=== Section Start ===

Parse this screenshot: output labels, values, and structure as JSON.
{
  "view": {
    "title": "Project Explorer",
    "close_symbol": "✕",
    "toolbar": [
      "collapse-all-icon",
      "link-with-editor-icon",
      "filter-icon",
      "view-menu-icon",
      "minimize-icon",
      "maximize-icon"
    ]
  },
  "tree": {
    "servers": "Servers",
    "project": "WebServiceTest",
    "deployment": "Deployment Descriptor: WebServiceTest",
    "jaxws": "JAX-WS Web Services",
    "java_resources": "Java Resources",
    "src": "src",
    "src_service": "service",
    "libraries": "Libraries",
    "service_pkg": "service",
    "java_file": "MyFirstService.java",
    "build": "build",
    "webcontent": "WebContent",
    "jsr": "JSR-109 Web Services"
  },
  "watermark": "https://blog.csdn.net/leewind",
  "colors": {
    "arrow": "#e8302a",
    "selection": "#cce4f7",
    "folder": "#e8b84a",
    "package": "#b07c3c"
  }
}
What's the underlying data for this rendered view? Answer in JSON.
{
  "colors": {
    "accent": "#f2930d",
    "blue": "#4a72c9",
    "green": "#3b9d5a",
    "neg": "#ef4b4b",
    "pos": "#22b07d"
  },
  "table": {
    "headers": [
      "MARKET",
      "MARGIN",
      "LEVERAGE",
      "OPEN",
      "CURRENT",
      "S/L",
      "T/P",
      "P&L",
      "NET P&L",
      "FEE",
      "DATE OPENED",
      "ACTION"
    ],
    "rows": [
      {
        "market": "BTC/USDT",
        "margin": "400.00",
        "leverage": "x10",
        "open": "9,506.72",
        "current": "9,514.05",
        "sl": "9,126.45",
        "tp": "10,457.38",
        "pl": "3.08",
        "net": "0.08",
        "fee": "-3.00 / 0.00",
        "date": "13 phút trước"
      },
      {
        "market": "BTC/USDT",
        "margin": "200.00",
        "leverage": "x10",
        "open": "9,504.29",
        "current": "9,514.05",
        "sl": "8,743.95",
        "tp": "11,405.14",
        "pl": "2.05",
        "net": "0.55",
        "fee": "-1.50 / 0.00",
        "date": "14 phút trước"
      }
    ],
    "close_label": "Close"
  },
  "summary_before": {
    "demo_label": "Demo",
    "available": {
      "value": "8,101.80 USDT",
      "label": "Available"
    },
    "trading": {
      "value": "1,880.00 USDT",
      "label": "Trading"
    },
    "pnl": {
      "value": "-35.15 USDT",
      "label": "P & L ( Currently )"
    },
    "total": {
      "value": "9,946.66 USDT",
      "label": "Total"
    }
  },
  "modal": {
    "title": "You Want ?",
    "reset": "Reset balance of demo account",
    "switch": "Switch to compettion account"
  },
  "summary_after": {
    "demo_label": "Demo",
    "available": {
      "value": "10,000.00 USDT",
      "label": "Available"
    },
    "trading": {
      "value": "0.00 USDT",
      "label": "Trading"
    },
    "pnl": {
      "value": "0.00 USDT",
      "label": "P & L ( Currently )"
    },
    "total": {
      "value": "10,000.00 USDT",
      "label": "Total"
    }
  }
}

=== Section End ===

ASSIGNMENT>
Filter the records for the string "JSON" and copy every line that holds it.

REPLY>
Parse this screenshot: output labels, values, and structure as JSON.
What's the underlying data for this rendered view? Answer in JSON.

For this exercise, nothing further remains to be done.